- Clean cuts quickly, especially cuts from Coral
- It’s best not to shave just prior to swimming as hair follicles are susceptible to infection.
A popular misconception is that ocean water, because it is salty, is good for healing wounds. This is not true - the ocean contains a high concentration of native bacteria
species. These bacteria can also cause infection.
Leptospirosis is a tropical bacterial disease that causes fever and other flu like symptoms. In 10% of cases the illness causes severe complications like meningitis or liver failure. Roughly 1% of cases result in death. Hawaii averages about 44 confirmed cases per year, and many more go undiagnosed as people assume they have the flu or another virus.
The disease is spread from animals to humans via contaminated urine. The most common transmission media is fresh water – streams, ponds etc. or muddy or wet soil as the bacteria can survive for a long time in moisture (but die after a few hours in salt water). The bacteria normally enter through the mouth, nose, eyes or a cut/abrasion.
All the streams and rivers in Hawaii are contaminated. Warning signs are posted at some locations, but for the most part the disease receives little acknowledgment by residents.
We do not recommend swimming in fresh water at all. Be wary of muddy soil or pools of water when hiking. Streams can contain other pathogens as well (like Enterococcus) and thus swimming in the ocean at the mouth of a stream is not advised.
Hawaii’s UV index is higher than any location in the U.S. with an average index of 6-7 in the winter and 11-12 for summer months. It’s best to be conservative until you get a feeling for how your skin reacts at a high UV index. For fair skinned people, 45 minutes in the sun using 30spf sun screen is a safe start if you’re swimming between 10am and 2pm during the summer.
Crime in Hawaii
Hawaii recently ranked 39th out of the 50 States for violent crimes (1st being the worst), but 6th for property crimes. From a more subjective stand-point, most visitors will undoubtedly feel safe and at ease during their visit. There are few spots that one would consider off-limits.
The most common crime is theft from cars. The obvious precautions apply: Don’t leave anything interesting in your car. Leave valuables in your trunk as a last resort, but place them there before you reach your destination.
Hawaii has few alarming insects or animals. Mosquitoes, ants, and the occasional flying cockroach are the most common annoyance encountered by tourists.
The mosquito population varies greatly around the islands.
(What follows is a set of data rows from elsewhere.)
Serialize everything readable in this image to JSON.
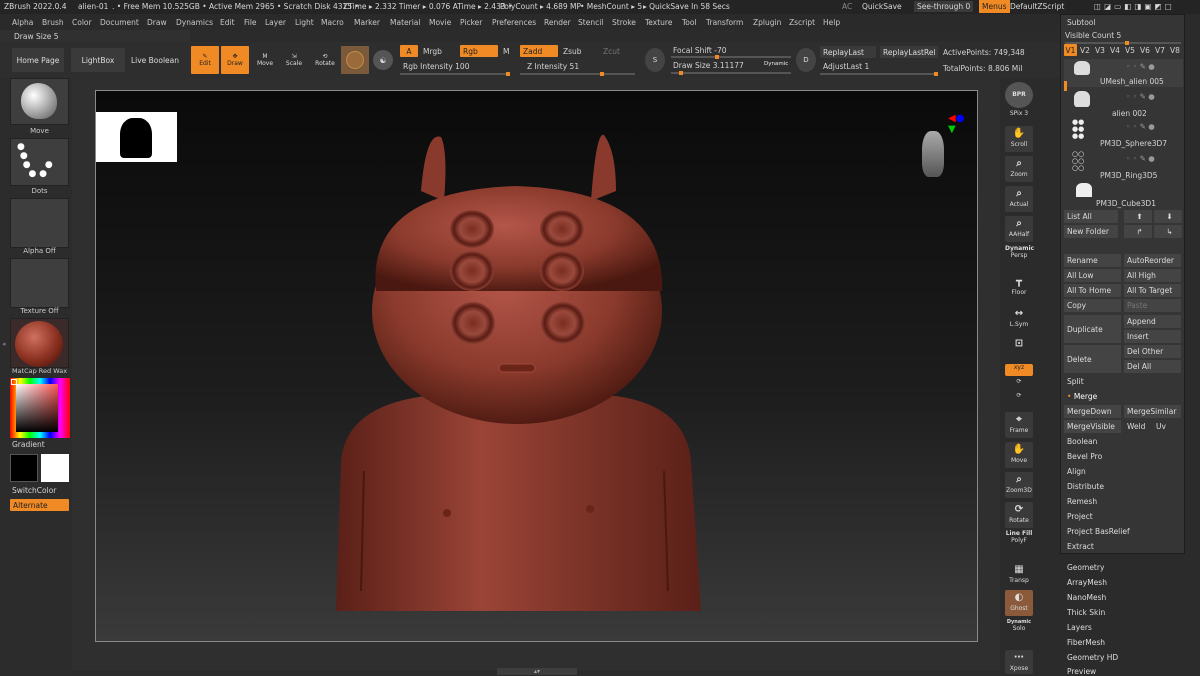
{
  "topbar": {
    "items": [
      "ZBrush 2022.0.4",
      "alien-01",
      ". • Free Mem 10.525GB • Active Mem 2965 • Scratch Disk 4315 •",
      "ZTime ▸ 2.332 Timer ▸ 0.076 ATime ▸ 2.433 •",
      "PolyCount ▸ 4.689 MP",
      "• MeshCount ▸ 5",
      "▸ QuickSave In 58 Secs",
      "AC",
      "QuickSave",
      "See-through  0",
      "Menus",
      "DefaultZScript"
    ]
  },
  "menus": [
    "Alpha",
    "Brush",
    "Color",
    "Document",
    "Draw",
    "Dynamics",
    "Edit",
    "File",
    "Layer",
    "Light",
    "Macro",
    "Marker",
    "Material",
    "Movie",
    "Picker",
    "Preferences",
    "Render",
    "Stencil",
    "Stroke",
    "Texture",
    "Tool",
    "Transform",
    "Zplugin",
    "Zscript",
    "Help"
  ],
  "brush_info": "Draw Size 5",
  "toolbar": {
    "home": "Home Page",
    "lightbox": "LightBox",
    "live_boolean": "Live Boolean",
    "edit": "Edit",
    "draw": "Draw",
    "move": "Move",
    "scale": "Scale",
    "rotate": "Rotate",
    "a": "A",
    "mrgb": "Mrgb",
    "rgb": "Rgb",
    "m": "M",
    "zadd": "Zadd",
    "zsub": "Zsub",
    "zcut": "Zcut",
    "rgb_intensity": "Rgb Intensity 100",
    "z_intensity": "Z Intensity 51",
    "focal_shift": "Focal Shift -70",
    "draw_size": "Draw Size 3.11177",
    "dynamic": "Dynamic",
    "replay_last": "ReplayLast",
    "replay_last_rel": "ReplayLastRel",
    "adjust_last": "AdjustLast 1",
    "active_points": "ActivePoints: 749,348",
    "total_points": "TotalPoints: 8.806 Mil"
  },
  "left": {
    "brush": "Move",
    "stroke": "Dots",
    "alpha": "Alpha Off",
    "texture": "Texture Off",
    "material": "MatCap Red Wax",
    "gradient": "Gradient",
    "switch_color": "SwitchColor",
    "alternate": "Alternate"
  },
  "shelf": [
    {
      "icon": "BPR",
      "label": "BPR"
    },
    {
      "icon": "SPix 3",
      "label": ""
    },
    {
      "icon": "✋",
      "label": "Scroll"
    },
    {
      "icon": "🔍",
      "label": "Zoom"
    },
    {
      "icon": "🔍",
      "label": "Actual"
    },
    {
      "icon": "🔍",
      "label": "AAHalf"
    },
    {
      "icon": "Dynamic",
      "label": "Persp"
    },
    {
      "icon": "━",
      "label": "Floor"
    },
    {
      "icon": "↔",
      "label": "L.Sym"
    },
    {
      "icon": "🔒",
      "label": ""
    },
    {
      "icon": "xyz",
      "label": ""
    },
    {
      "icon": "⟳",
      "label": ""
    },
    {
      "icon": "⟳",
      "label": ""
    },
    {
      "icon": "⌖",
      "label": "Frame"
    },
    {
      "icon": "✋",
      "label": "Move"
    },
    {
      "icon": "🔍",
      "label": "Zoom3D"
    },
    {
      "icon": "⟳",
      "label": "Rotate"
    },
    {
      "icon": "Line Fill",
      "label": "PolyF"
    },
    {
      "icon": "▦",
      "label": "Transp"
    },
    {
      "icon": "◐",
      "label": "Ghost"
    },
    {
      "icon": "Dynamic",
      "label": "Solo"
    },
    {
      "icon": "⋯",
      "label": "Xpose"
    }
  ],
  "subtool": {
    "title": "Subtool",
    "visible_count": "Visible Count 5",
    "tabs": [
      "V1",
      "V2",
      "V3",
      "V4",
      "V5",
      "V6",
      "V7",
      "V8"
    ],
    "items": [
      "UMesh_alien 005",
      "alien 002",
      "PM3D_Sphere3D7",
      "PM3D_Ring3D5",
      "PM3D_Cube3D1"
    ],
    "list_all": "List All",
    "new_folder": "New Folder",
    "rename": "Rename",
    "autoreorder": "AutoReorder",
    "all_low": "All Low",
    "all_high": "All High",
    "all_to_home": "All To Home",
    "all_to_target": "All To Target",
    "copy": "Copy",
    "paste": "Paste",
    "duplicate": "Duplicate",
    "append": "Append",
    "insert": "Insert",
    "delete": "Delete",
    "del_other": "Del Other",
    "del_all": "Del All",
    "split": "Split",
    "merge": "Merge",
    "merge_down": "MergeDown",
    "merge_similar": "MergeSimilar",
    "merge_visible": "MergeVisible",
    "weld": "Weld",
    "uv": "Uv",
    "boolean": "Boolean",
    "bevel_pro": "Bevel Pro",
    "align": "Align",
    "distribute": "Distribute",
    "remesh": "Remesh",
    "project": "Project",
    "project_basrelief": "Project BasRelief",
    "extract": "Extract"
  },
  "tool_sections": [
    "Geometry",
    "ArrayMesh",
    "NanoMesh",
    "Thick Skin",
    "Layers",
    "FiberMesh",
    "Geometry HD",
    "Preview"
  ],
  "colors": {
    "accent": "#f08a24",
    "model": "#8a3a2c",
    "background": "#2b2b2b"
  }
}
Wet areas with little wind tend to be the worst. For most people the numbers aren’t bothersome enough to warrant wearing mosquito repellant, but don’t count on taking a nap on your lanai after dark.
Centipedes sometimes find their way into homes where they seek out damp and dark
areas like clothing on the floor in a bathroom or laundry room. Smaller ones can be hard to spot.
The bite is very painful and often produces swelling but is not highly toxic. However, one should be careful of secondary infections that develop at the bite location.
FYI, these little sand flees that have spoiled many a Caribbean beach are not found in Hawaii.
Snakes in Hawaii
There have been snake sightings in Hawaii, but they are very rare. Snakes would have a devastating effect on the island's ecology, and snake sightings are investigated carefully.